Drones are generating buzz, but drone journalism in the USA remains grounded – at least for now.

“It is a really weird and shifting landscape, especially for media organizations,” says Matt Waite, founder of the Drone Journalism Lab at the University of Nebraska-Lincoln’s College of Journalism and Mass Communications. He founded the lab in November 2011.

The Federal Aviation Administration currently prohibits the use of small, unmanned aerial vehicles for commercial purposes, including journalism. However, Congress ordered the FAA to safely integrate civil unmanned aircraft into the national airspace by September 2015.

“We all want clear, easy-to-understand and easy-to-comply-with rules of the road,” Waite says.

In March, an administrative law judge with the National Transportation Safety Board dismissed the FAA’s $10,000 fine against an entrepreneur who used a drone to shoot promotional video. The judge said the FAA did not have an enforceable rule. The FAA appealed the decision to the full safety board. The agency has said it aims to issue rules by the end of the year.

A group of leading news organizations filed a brief with the NTSB on Tuesday in support of the entrepreneur. The FAA’s ban violates the First Amendment’snewsgathering protection, they say.

Drone Journalism Lab
Professor Matt Waite shows a Parrot AR Drone.
Photo credit: Drone Journalism Lab

As drone journalism waits in the wings, Waite gives a rundown of what it is.

On drone journalism: “It is using small, unmanned aerial vehicles to gather photo, video or data as an act of journalism,” Waite says. “They are able to get in the air quickly at a very low cost and get a perspective on a news event that would really greatly enhance people’s understanding of how big or how serious a situation is. Getting even a few hundred feet in the air would be extraordinarily advantageous in the aftermath of a tornado.”

On the size of a drone: The FAA is working on regulations for small systems, which they define as 55 pounds or less, Waite says. “Fifty-five pounds is enormous compared to the types most folks are experimenting with for journalism, filmmaking and commercial photography. We’re talking more in the realm of maybe 3 to 10 pounds.”

On the power source of a drone: The vast majority of them are battery-powered, but there are gas-powered models, Waite says. “They are a big leap up in complexity and cost — and I know of no one using them — but they do exist. The batteries are anywhere from the size of a king-sized candy bar to the size of a brick on a house.”
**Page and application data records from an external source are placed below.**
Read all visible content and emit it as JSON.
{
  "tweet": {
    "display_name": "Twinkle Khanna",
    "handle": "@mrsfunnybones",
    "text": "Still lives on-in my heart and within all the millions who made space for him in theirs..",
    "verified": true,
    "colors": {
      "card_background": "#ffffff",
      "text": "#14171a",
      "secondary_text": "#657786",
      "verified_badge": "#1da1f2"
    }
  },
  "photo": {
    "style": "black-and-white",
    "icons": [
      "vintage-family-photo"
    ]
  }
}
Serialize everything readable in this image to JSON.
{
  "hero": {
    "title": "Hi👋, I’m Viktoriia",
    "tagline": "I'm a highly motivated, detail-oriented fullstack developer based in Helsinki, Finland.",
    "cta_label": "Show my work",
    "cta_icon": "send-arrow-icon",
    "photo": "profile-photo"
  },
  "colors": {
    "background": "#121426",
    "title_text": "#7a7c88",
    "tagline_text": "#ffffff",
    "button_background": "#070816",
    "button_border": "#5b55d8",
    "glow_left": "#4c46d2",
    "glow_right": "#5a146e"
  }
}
On the cost of a drone: “Not to sound like a used car salesman, but I can find a drone that fits your budget,” Waite says. “There are little toy models with relatively decent cameras that you can get for as little as $80. A lot of people are fascinated with a $300 device with a high-def camera that you can fly with your iPhone or Android device. I’ve seen $60,000 and $100,000 devices.”

On getting a drone: “You got a credit card and the Internet?” Waite asks. “Any number of companies can sell this to you.”

But Waite cautions that the FAA has banned the commercial use of drones. “The FAA says it has regulatory control,” he adds.

On using a drone: There are two groups who can use drones — hobbyists and the government, Waite says. Hobbyists can use them for fun but have to follow rules, he says.

“Government agencies – anyone from a dog catcher to customs and border patrol — can apply for a certificate of authorization,” Waite says. “It will allow a government entity to fly at a specific location for about a two-year period within a certain altitude, depending on where you are. Those permits are not easy to get.”

On the state of drone journalism: Some news organizations are very interested, but there is potential for problems, Waite says. “There are legal hassles. There are no rules in place right now to govern safety. There is no insurance requirement.”

On the future of drone journalism: The FAA is moving very slowly, Waite says. “The soonest that you’re going to see limited commercial use being possible without the FAA coming after you is November 2015. It’s probably more reasonable to assume early 2016.

“Once that happens, you’re going to see an industry appear overnight,” Waite says. “There are just hundreds and hundreds of applications of this that will suddenly be possible and journalism will be one.”

On drone journalism resources: There is the Drone Journalism Lab blog, and there is the Professional Society of Drone Journalists, Waite says.

He adds, “I just want to caution anybody interested in this that they really need to be aware of what the law is and what their state legislature is doing.”